Truck Driver Pay Set To Rise In 2018

Driver pay set to rise in 2018

Truck driver turnover has reached 95%. Driver pay has “plummeted” in the last 30 years. And the truck driver shortage has persisted for at least a decade.

The trucking industry could use some good news in 2018.

Luckily, there is a bright spot on the horizon. Analysts predict that 2018 is the year when driver wages will rise in a big way.

And a wage hike is long overdue. Pay for truck operators has failed to keep up with inflation since 1980. In that year, driver wages averaged $38,618 per year. In 2017 dollars, that’s a salary of $122,000.

 

 

 Pay Starting To Rise

Trump's tax law predicted to raise driver pay
Source: Wikimedia Commons

Drivers with private fleets are earning as much as 36% more than their for-hire counterparts, said Leah Shaver, COO of the National Transportation Institute (NTI).

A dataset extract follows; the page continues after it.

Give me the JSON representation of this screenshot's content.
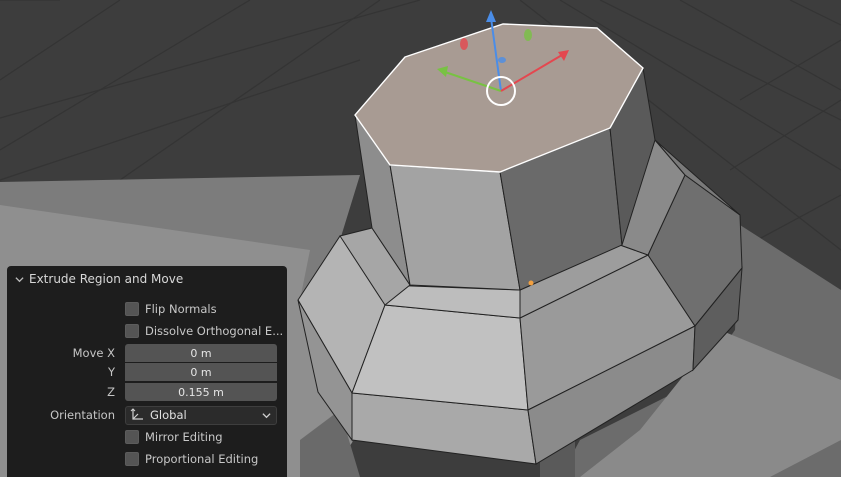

Rates-per-mile in the third quarter of 2017 rose 1-2 cents, while some carriers raised rates 4-7 cents. And the NTI predicts that those higher jumps in per-mile pay will become more widespread in 2018.

The tax law signed by President Trump on December 22 is also making some carriers plan to raise driver pay.

According to a survey of American Trucking Association members, 50% of carriers plan to use any windfall from the tax law to either increase wages or to offer workers a one-time bonus.

 

Reasons For The Pay Hike

The two biggest reasons for this move to higher driver pay are a rise in demand and an aging labor pool.

Driver pay set to rise in 2018The American Trucking Association calculates the driver shortage to currently sit at about 50,000 workers. And the NTI estimates that the average truck driver is about 52 years old. And there are fewer and fewer young people willing to get into the industry.

“Millennials today are totally disinterested in truck driving as a career,” said NTI founder Gordon Klemp. “…That’s why the aging of the driver pool is important – this is a tough job to take on.”

And the pool of qualified drivers continues to shrink as these workers retire.

According to Klemp, some carriers are offering referral bonuses for bringing in qualified drivers. Another strategy is sign-on bonuses for new drivers, which can be as high as $10,000.

 

 

 

About the Author: Brinna Deavellar is a staffing and marketing professional at Spec On The Job. To send Spec a message or to get daily updates on the latest jobs, follow us on Facebook.

 

 

 


Sources: Medium.com, Fleet Owner, TT News, Overdrive OnlineWikimedia Commons